More often than not, unless you’ve been fired for cause, the loss of your job was merely a business decision. Regardless of how you feel the company should have acted, there were factors in play that you may not even realize. And the truth is, those factors are beyond your control. It’s not personal!
A Pity-Party Erupts
Feeling like a victim, and inviting everyone to your pity-party, puts you in a position of powerlessness. Just like staying stuck in a negative attitude, this can quickly devolve into depression from which it can be very hard to pull yourself out.
Moving On From Job Loss—A Few Tips
There are several things you can do to change your perspective and help you move on from job loss.
What If It Was Your Idea?
These few words helped to shift my perspective when my 20-year career with one company came to an abrupt and unexpected end. Rather than focus on all the things you’re worried about, start to think about moving forward from job loss as though it was not a loss at all—but your choice. What would you do in that case?
Embrace the Future
If it was your idea to end this job, then you would likely be making plans to ensure you are well set up to move forward with your career search. Review your finances so you know what you need and how long you can spend in your search. Open your mind to new possibilities. Allow new ideas to come to you without judgment. This job change could be a blessing in disguise and the next job you land could be better than the last.
Access Your Connections
Connect or reconnect with people in your network who can help you and let them know what kind of help you need. Do you need someone to help update and up-level your resume? Are there people in your circle who can introduce you to others who may be able to help? Would you benefit from having a career consultant as you move through this process?
Secure Your Bridges

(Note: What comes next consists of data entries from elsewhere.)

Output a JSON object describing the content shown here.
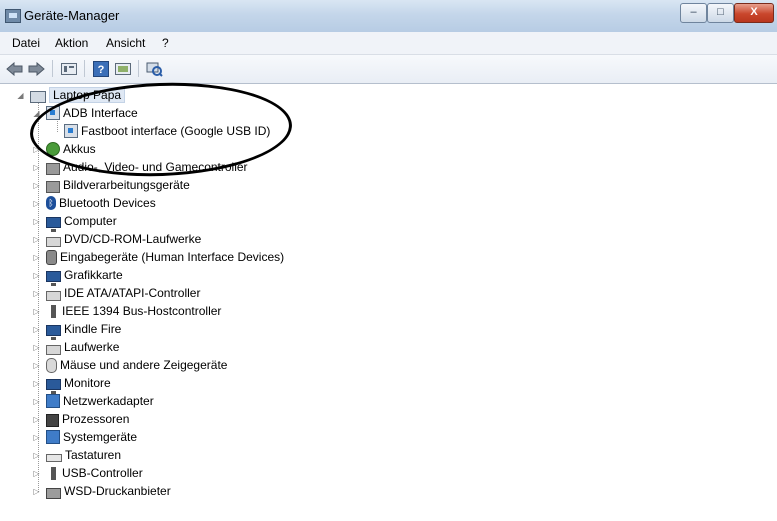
{
  "window": {
    "title": "Geräte-Manager",
    "controls": {
      "minimize": "–",
      "maximize": "□",
      "close": "X"
    }
  },
  "menu": {
    "items": [
      "Datei",
      "Aktion",
      "Ansicht",
      "?"
    ]
  },
  "toolbar": {
    "buttons": [
      "back-arrow-icon",
      "forward-arrow-icon",
      "properties-icon",
      "help-icon",
      "update-driver-icon",
      "scan-hardware-icon"
    ]
  },
  "tree": {
    "root": {
      "label": "Laptop Papa",
      "expanded": true
    },
    "adb": {
      "label": "ADB Interface",
      "expanded": true
    },
    "adb_child": {
      "label": "Fastboot interface (Google USB ID)"
    },
    "categories": [
      "Akkus",
      "Audio-, Video- und Gamecontroller",
      "Bildverarbeitungsgeräte",
      "Bluetooth Devices",
      "Computer",
      "DVD/CD-ROM-Laufwerke",
      "Eingabegeräte (Human Interface Devices)",
      "Grafikkarte",
      "IDE ATA/ATAPI-Controller",
      "IEEE 1394 Bus-Hostcontroller",
      "Kindle Fire",
      "Laufwerke",
      "Mäuse und andere Zeigegeräte",
      "Monitore",
      "Netzwerkadapter",
      "Prozessoren",
      "Systemgeräte",
      "Tastaturen",
      "USB-Controller",
      "WSD-Druckanbieter"
    ]
  },
  "colors": {
    "titlebar": "#c4d6ea",
    "annotation": "#000000"
  }
}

Burning bridges is not a good practice. Speaking badly of colleagues or management staff from any previous employer will not reflect well on you. Being grateful for their assistance and for the experience will send a message to your connections and future employers that you are kind and considerate of others. It’s one of the many qualities employers favor.
Fill Your Own Cup
Finding a new job is a job in and of itself, and it is going to take time and energy. Making clear choices and a good impression requires you to be rested, well-fed and relaxed. Reducing your stress levels and taking good care of yourself is essential at all times in your life—but especially when you are moving forward after job loss. Fill your own cup by making time to do the things that relax you and allow you to get centered and focused on what is most important to you. There are many benefits from self-care when a major life event has taken place.
Surround Yourself with the Best
In my experience, when I have rubbed shoulders with people I admire and who have been where I want to go, I’m encouraged and uplifted. I see this same phenomenon happening all the time. When you surround yourself with the best people, who are positive, have your back and can make connections for you, this process of moving on from job loss will be so much easier. I like to call this group of people my “Personal Board of Directors.” Who is on your Board?
Although the loss of a job can be devastating, how you react to it can influence how quickly you bounce back and find your next good move. Recognizing the behaviors that may be holding you back and quickly taking control to change them, will help you to take part in the practices that will land you in a better position.
What if it was your idea?
Stepping onto Your Bridge
When life-changing moments flip the world upside down, I create a bridge for women so they can turn chaos into calm, build resilience and learn to live a life guided by their own values and vision. If you’re ready to take the first step onto your bridge and explore how change can impact you and how to move through it with more dignity and grace, get my free ebook From Darkness to Light: Learning to Adapt to Change and Move Through Transition.